Show every line below where "this" appears.

________________________

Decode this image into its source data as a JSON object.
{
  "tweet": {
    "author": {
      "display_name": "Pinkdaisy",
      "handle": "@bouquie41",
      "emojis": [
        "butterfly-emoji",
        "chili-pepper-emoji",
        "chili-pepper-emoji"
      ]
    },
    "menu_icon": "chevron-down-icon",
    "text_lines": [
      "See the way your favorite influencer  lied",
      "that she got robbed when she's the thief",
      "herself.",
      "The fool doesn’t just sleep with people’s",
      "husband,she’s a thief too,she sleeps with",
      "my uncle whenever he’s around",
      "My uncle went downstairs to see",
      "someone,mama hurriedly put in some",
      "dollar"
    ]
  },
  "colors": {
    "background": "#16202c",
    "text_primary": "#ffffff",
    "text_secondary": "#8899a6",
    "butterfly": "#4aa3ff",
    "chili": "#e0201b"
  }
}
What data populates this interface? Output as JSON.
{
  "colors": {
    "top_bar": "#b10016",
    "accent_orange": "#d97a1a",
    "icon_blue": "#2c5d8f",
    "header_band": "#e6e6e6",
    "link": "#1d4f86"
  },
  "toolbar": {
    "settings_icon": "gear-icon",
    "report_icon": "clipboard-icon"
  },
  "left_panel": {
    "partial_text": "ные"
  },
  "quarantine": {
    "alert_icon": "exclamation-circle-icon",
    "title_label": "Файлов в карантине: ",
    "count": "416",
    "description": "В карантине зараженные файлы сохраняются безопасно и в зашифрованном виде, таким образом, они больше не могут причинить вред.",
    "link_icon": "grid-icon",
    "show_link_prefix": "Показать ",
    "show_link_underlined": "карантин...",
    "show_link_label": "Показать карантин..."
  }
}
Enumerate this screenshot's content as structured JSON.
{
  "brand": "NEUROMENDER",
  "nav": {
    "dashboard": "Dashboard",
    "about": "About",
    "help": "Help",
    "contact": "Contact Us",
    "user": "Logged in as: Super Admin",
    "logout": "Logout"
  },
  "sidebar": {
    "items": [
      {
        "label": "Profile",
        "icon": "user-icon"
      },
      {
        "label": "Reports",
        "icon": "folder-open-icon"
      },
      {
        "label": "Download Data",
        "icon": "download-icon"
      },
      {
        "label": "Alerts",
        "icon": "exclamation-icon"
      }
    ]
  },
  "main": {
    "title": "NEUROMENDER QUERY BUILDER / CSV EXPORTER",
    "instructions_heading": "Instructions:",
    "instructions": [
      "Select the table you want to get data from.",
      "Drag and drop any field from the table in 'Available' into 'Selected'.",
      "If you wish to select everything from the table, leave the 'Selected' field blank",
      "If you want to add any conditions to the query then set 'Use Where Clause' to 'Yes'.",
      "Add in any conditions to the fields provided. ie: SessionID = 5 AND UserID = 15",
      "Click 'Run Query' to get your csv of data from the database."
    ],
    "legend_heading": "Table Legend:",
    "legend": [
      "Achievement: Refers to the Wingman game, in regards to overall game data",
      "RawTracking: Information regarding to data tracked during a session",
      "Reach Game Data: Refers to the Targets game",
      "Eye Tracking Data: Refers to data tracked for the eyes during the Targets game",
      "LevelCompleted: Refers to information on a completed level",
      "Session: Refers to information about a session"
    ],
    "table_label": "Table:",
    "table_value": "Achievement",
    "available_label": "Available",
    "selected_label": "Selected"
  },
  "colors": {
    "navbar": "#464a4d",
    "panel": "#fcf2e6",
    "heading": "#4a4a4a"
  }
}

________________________

# Expected answer
Decode this image into its source data as a JSON object.
What data populates this interface? Output as JSON.
Enumerate this screenshot's content as structured JSON.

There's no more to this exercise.